If you see this as an opportunity and would like to take advantage of it, let us know or simply post your offer on the Morning Flight Forum. Keep in mind that French, Spanish, and Italian will eventually supplement German as built-in languages. Probably wouldn't make much sense to translate those.
Note the window ID number 2003A in the blue frame below. The display of ID numbers is triggered by opening the Translator. That way you'll know which window you're translating. It can also be switched on (or off) by selecting File -> Show Window ID.
|1.||From the Main Menu, select File -> My World (or press F2).|
|2.||In the window that opens, click My Country.|
|3.||Select your country (but don't close the window), then click the Edit button, third from the left. If your country isn't listed, move the highlight bar over a country with a similar address format, then click the Add button, second from the left.|
|4.||In the window that opens, click Language, then select My Language and click OK. Close the rest of the open windows with OK as well.|
|1.||From the Main Menu, select File -> Translate ... -> Morning Flight.|

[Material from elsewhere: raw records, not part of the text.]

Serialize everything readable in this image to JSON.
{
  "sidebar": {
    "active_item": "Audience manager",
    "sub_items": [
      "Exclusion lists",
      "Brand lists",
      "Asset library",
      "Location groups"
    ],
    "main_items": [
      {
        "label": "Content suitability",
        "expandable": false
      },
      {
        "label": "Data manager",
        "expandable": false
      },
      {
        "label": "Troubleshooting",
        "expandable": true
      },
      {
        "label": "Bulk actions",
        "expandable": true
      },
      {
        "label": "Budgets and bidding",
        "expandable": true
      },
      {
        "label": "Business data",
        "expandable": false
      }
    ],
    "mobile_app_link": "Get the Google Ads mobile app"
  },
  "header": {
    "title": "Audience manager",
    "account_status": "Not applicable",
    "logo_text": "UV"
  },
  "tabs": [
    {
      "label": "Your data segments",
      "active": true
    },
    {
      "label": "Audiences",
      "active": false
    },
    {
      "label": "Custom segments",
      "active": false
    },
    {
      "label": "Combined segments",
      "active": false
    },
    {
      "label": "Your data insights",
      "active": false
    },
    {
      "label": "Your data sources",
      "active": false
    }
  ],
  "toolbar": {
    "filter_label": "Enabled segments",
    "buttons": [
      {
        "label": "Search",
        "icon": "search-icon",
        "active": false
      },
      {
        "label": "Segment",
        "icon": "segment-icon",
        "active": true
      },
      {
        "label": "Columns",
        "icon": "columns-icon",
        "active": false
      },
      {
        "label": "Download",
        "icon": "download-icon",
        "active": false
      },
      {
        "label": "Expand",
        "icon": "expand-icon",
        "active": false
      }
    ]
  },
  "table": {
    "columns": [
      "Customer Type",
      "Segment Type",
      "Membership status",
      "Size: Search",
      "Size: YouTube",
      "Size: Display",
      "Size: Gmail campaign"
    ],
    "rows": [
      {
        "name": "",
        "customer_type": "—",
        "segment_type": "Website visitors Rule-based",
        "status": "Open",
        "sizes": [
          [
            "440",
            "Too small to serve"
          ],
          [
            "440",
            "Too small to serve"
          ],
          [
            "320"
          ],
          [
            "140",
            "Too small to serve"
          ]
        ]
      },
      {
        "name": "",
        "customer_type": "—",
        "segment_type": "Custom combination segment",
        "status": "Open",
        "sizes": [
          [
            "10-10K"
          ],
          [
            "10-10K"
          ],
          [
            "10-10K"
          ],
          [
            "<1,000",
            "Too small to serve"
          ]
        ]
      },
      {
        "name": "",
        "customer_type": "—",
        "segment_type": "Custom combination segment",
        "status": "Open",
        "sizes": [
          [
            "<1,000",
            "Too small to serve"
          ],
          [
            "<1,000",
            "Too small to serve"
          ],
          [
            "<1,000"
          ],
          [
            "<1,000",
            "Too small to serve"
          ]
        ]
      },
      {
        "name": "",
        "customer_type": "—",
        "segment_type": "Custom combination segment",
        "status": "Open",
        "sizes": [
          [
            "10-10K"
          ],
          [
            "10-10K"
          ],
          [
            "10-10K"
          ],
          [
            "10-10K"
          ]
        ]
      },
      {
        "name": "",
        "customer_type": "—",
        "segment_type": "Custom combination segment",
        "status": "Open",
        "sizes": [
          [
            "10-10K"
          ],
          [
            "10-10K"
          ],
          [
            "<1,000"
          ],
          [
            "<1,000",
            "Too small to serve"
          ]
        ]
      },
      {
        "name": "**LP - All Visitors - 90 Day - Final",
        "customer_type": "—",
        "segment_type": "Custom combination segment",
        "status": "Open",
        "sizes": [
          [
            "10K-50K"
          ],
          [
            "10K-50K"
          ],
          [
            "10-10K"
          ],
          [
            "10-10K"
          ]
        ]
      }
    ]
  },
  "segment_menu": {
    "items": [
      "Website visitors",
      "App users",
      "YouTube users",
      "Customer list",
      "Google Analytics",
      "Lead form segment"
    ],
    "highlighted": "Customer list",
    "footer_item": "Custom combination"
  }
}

|2.||Translate the English word or phrase displayed in the left column and enter it in the right column. Make sure the length, including blank spaces, doesn't exceed 40 characters. If the text you're translating is for a window, check the results. There may not always be space for 40 characters on the screen.|
|3.||When you're done with the page you're working on, click the black check button (third from the left). If there is a red ball next to the Rolodex icon, it means the page hasn't been translated yet. Clicking the check button will mark the page as either done or incomplete.|
|4.||Click the up or down arrow (or press PgUp or PgDn) to turn the page. That automatically saves the changes for the page you were working on.|
|5.||To select a new page to work on, click the Rolodex button. In the browse box that opens, the red ball tells you which pages are done and which still need work.|
The name of the generated translation file is RSMFile.TPS. You'll find it in the Morning Flight directory (C:\Program Files\PrintFire\MorningFlight by default). To install the translated file on a different computer, find the directory into which Morning Flight was installed, then override the original RSMFile.TPS there.
P.S. Why all the ampersands (&) in the English text? Fair question, with a relatively simple answer: When most computer programs encounter an ampersand in a menu item or in the description for an entry field, they suppress the ampersand itself but then underline the letter following it, making that letter a "hot" letter. Hot letters, pressed while holding down the Alt key, will activate the menu item or move the cursor to the respective entry field. In the Translator Screen at the top of this page, the description for "My &Company" would read "My Company," and the hot letter would be Alt-C.
Hot letters were a godsend in the DOS world, devoid of mice, but are slowly turning into relics. They're safe to ignore for translations. Besides, if the ampersand is used where it shouldn't be, it will surreptitiously find its way onto the screen and that - trust me on this - will confound your user.